One of the great things about Miami is that there are many great options for education. There are several schools that provide great academic and athletic programs. There are many of them whose campuses are beautiful and have that collegiate feel. And, for many, they provide an identity that may be more to their liking. I strongly believe the greatest service we can provide, not simply for Belen families, but the whole of South Florida is the clearest possible identity. That way, families can make the clearest possible choice.
There is no question we are a work in progress. While our identity is crystal clear, there is still a lot we need to do to live it as perfectly as we can. But, isn’t that the life of the Christian? The Scriptures are filled with men and women who continuously struggled to live the teachings of Jesus Christ. They were far from perfect, but what they did have was the desire to be faithful disciples. I am convinced that at the end of the day, it’s what God appreciates most, the struggle. And, so we go. We will continue to navigate the choppy waters of our challenging world, holding firmly to the wheel of our Catholic identity knowing this will help us overcome time and time again.
Auspice Maria
500 SW 127th Avenue, Miami, FL 33184
phone: 305.223.8600 | fax: 305.227.2565 | email:
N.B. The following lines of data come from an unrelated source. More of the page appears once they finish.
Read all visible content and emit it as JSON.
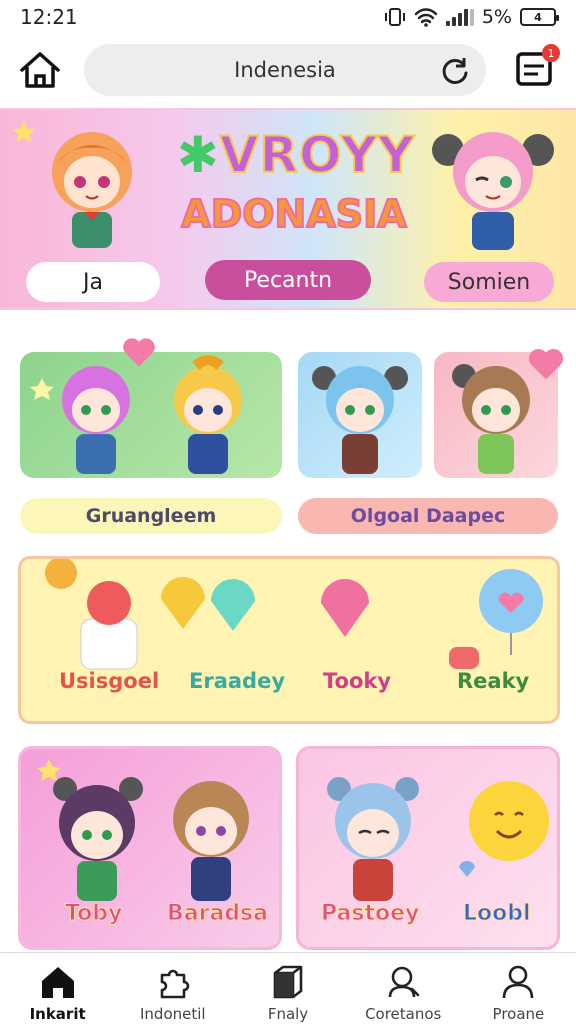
{
  "status": {
    "time": "12:21",
    "battery": "5%",
    "battery_icon_text": "4"
  },
  "browser": {
    "url": "Indenesia",
    "tab_count": "1"
  },
  "banner": {
    "title_line1": "VROYY",
    "title_line2": "ADONASIA",
    "chips": [
      "Ja",
      "Pecantn",
      "Somien"
    ]
  },
  "sections": {
    "label1": "Gruangleem",
    "label2": "Olgoal Daapec"
  },
  "yellow_card": {
    "tags": [
      "Usisgoel",
      "Eraadey",
      "Tooky",
      "Reaky"
    ]
  },
  "bottom_cards": {
    "left_names": [
      "Toby",
      "Baradsa"
    ],
    "right_names": [
      "Pastoey",
      "Loobl"
    ]
  },
  "nav": {
    "items": [
      {
        "label": "Inkarit",
        "icon": "home-icon"
      },
      {
        "label": "Indonetil",
        "icon": "puzzle-icon"
      },
      {
        "label": "Fnaly",
        "icon": "box-icon"
      },
      {
        "label": "Coretanos",
        "icon": "search-user-icon"
      },
      {
        "label": "Proane",
        "icon": "person-icon"
      }
    ]
  },
  "colors": {
    "accent": "#c94f9d",
    "banner_pink": "#f9b6d8",
    "banner_yellow": "#fff1a8"
  }
}
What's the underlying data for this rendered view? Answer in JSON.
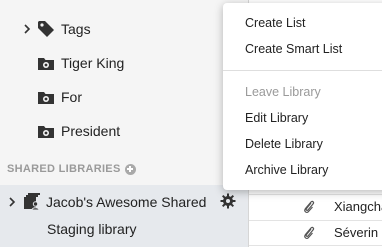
{
  "sidebar": {
    "items": [
      {
        "label": "Tags",
        "icon": "tag-icon"
      },
      {
        "label": "Tiger King",
        "icon": "smart-folder-icon"
      },
      {
        "label": "For",
        "icon": "smart-folder-icon"
      },
      {
        "label": "President",
        "icon": "smart-folder-icon"
      }
    ],
    "section_header": "SHARED LIBRARIES",
    "shared": [
      {
        "label": "Jacob's Awesome Shared",
        "icon": "shared-library-icon"
      },
      {
        "label": "Staging library"
      }
    ]
  },
  "items_list": [
    {
      "text": "Xiangcha",
      "icon": "attachment-icon"
    },
    {
      "text": "Séverin L",
      "icon": "attachment-icon"
    }
  ],
  "context_menu": {
    "items": [
      {
        "label": "Create List",
        "enabled": true
      },
      {
        "label": "Create Smart List",
        "enabled": true
      },
      {
        "label": "Leave Library",
        "enabled": false
      },
      {
        "label": "Edit Library",
        "enabled": true
      },
      {
        "label": "Delete Library",
        "enabled": true
      },
      {
        "label": "Archive Library",
        "enabled": true
      }
    ]
  },
  "colors": {
    "sidebar_bg": "#f5f5f5",
    "selected_row_bg": "#e6e9ed",
    "section_text": "#9a9a9a",
    "disabled_text": "#9a9a9a"
  }
}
Belen Jesuit Preparatory School was founded in 1854 in Havana, Cuba by Queen Isabel II of Spain.  The task of educating students was assigned to the priests and brothers of the Society of Jesus (the Jesuits), whose teaching tradition is synonymous with academic excellence and spiritual discipline.  In 1961, the new political regime of Cuba confiscated the School property and expelled the Jesuit faculty.  The School was re-established in Miami the same year, and over the next decade, continued to grow.  Today, Belen Jesuit sits on a 30-acre site in western Dade County, only minutes away from downtown Miami.